“We’re going to build rapid underground transit that’s going to extend not only in Toronto,” he said in Pickering on Thursday. “So folks in Pickering eventually will be able to hop on a subway and get [to] downtown Toronto. People of Markham and the outlying areas, over time, will be on a subway, to make sure that we get traffic moving.”
Mr. Ford’s campaign pledge to extend the Yonge subway line farther north would run it up the western boundary of Markham. But no transit agency is currently exploring expansion to Pickering, a project that would cost many billions of dollars. Mr. Ford’s own platform made no mention of it.
The idea’s emergence renewed concerns among those worried that the next government could bring turmoil to the transit file. Toronto Transit Commission chair Josh Colle warned that statements such as this can take on a life of their own.
“You say it, people in that hometown love you for it and it starts to kind of catch fire,” Mr. Colle said. “When you’re in that leadership role, even if he chalks it up to personal musing, you can’t do that any more.”
A spokesman for the premier-designate suggested later that the remark was more of a philosophical approach than a firm plan. In an e-mailed statement, the spokesman said that Mr. Ford wants “a state of the art transit system” and that goal involves looking “at all options for extending transit lines to regions outside of Toronto.”
The idea raises questions about the degree to which Mr. Ford’s long-term vision for subways conflicts with plans to increase service on the GO Train and integrate its fares with that of the Toronto Transit Commission.
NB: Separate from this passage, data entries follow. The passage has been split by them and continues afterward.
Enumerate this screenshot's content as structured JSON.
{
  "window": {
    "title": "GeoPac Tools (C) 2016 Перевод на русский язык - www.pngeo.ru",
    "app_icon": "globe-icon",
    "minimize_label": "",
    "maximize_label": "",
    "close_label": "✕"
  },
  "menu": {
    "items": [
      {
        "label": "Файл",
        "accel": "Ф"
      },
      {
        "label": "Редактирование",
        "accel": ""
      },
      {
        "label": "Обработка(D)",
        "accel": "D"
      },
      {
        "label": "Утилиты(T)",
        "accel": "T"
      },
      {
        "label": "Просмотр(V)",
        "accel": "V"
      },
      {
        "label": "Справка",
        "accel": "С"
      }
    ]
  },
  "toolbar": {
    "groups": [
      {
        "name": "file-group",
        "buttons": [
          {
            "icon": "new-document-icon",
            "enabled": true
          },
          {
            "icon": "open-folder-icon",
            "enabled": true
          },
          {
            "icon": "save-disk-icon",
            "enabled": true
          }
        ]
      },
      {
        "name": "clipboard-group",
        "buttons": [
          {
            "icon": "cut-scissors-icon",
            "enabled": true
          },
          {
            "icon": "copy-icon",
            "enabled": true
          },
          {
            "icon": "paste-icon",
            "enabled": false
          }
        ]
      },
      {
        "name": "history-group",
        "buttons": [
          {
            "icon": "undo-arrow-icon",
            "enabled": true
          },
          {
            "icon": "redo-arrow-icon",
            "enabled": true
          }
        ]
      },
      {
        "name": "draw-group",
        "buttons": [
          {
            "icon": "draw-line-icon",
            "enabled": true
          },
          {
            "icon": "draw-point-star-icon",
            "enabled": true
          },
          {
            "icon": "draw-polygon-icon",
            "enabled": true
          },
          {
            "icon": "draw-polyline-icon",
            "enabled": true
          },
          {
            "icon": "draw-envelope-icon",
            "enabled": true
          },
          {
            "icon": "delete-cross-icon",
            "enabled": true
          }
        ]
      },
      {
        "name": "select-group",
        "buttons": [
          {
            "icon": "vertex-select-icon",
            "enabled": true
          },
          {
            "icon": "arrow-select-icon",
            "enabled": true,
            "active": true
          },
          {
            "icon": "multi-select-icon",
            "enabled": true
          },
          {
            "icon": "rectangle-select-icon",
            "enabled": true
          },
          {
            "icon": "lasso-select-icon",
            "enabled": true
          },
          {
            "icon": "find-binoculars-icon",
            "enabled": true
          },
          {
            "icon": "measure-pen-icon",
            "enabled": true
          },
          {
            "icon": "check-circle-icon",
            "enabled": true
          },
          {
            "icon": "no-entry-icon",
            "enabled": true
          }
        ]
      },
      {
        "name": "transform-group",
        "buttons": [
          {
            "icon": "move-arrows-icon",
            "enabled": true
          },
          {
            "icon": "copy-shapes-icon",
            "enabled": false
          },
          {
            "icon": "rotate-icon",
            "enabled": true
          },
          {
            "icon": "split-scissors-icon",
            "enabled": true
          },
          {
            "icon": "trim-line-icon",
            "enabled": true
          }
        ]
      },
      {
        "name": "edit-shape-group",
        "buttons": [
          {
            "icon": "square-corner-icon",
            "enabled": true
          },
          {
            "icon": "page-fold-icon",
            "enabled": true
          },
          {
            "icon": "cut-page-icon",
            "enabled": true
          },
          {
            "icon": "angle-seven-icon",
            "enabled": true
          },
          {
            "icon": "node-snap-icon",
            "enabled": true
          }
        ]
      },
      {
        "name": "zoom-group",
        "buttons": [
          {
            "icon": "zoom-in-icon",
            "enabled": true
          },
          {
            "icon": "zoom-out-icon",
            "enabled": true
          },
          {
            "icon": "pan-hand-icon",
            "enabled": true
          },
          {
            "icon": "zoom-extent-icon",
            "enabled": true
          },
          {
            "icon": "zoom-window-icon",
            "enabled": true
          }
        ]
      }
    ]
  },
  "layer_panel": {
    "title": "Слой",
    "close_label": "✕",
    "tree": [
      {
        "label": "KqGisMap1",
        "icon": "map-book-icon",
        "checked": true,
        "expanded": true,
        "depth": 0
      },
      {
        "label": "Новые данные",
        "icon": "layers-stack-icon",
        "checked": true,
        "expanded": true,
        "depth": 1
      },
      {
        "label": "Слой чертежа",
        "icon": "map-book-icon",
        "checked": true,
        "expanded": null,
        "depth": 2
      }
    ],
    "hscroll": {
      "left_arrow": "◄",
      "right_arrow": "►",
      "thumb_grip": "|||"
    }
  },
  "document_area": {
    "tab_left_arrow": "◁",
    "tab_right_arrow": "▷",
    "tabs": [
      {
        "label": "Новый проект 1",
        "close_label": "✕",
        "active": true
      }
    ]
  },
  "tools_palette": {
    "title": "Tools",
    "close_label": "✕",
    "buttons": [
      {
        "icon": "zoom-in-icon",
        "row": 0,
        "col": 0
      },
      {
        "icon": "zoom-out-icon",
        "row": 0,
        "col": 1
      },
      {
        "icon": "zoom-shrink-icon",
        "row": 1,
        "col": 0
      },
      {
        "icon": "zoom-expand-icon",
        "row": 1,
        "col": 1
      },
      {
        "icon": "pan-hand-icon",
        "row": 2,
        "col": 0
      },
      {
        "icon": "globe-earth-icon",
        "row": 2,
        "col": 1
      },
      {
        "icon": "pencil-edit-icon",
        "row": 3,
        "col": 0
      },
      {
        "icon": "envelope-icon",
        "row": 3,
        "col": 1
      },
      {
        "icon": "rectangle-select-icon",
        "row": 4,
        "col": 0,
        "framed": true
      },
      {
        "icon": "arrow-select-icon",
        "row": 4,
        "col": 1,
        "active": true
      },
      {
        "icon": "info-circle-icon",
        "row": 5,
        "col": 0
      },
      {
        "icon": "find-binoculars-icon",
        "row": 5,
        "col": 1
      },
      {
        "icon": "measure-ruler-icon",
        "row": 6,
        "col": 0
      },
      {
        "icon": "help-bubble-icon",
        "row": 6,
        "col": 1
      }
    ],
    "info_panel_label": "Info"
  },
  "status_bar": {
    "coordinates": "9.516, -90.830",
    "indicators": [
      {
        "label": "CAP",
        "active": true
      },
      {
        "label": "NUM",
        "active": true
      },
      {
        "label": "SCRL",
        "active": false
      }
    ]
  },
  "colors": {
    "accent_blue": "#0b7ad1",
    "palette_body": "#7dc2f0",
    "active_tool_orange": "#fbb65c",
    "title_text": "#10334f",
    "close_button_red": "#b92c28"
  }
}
GO Transit’s regional surface train service has traditionally been much pricier than the TTC, making the subway more attractive to many commuters. But if GO and TTC fares converge to some extent, a subway, which stops more often and takes longer than the surface option, may lose part of its appeal.
Pickering is currently served by GO, with a station that handles about 4,300 passengers on a typical weekday. Transportation planners say a subway is not needed unless there is passenger demand of at least 15,000 an hour.
“It’s inappropriate technology for the people in that region,” said Cameron MacLeod, executive director of the transit advocacy group CodeRedTO. “It’s like, honestly, his toolbox has only one shape of screwdriver in it and he’s trying to use it in every situation.”
While in Pickering for an unrelated event, Mr. Ford said he has always advocated for subways when asked by reporters about congestion. But then he went further and sketched his vision for a massive subway expansion.
The idea caught off-guard the regional transit agency Metrolinx, which would take over expansion planning under the subway upload proposal that was part of Mr. Ford’s platform.
“I can’t really comment on something I don’t have full context or information about,” said Metrolinx spokeswoman Anne Marie Aikins. “But we’re happy to talk to the new government about any proposals they have.”
With a report from Justin Giovannetti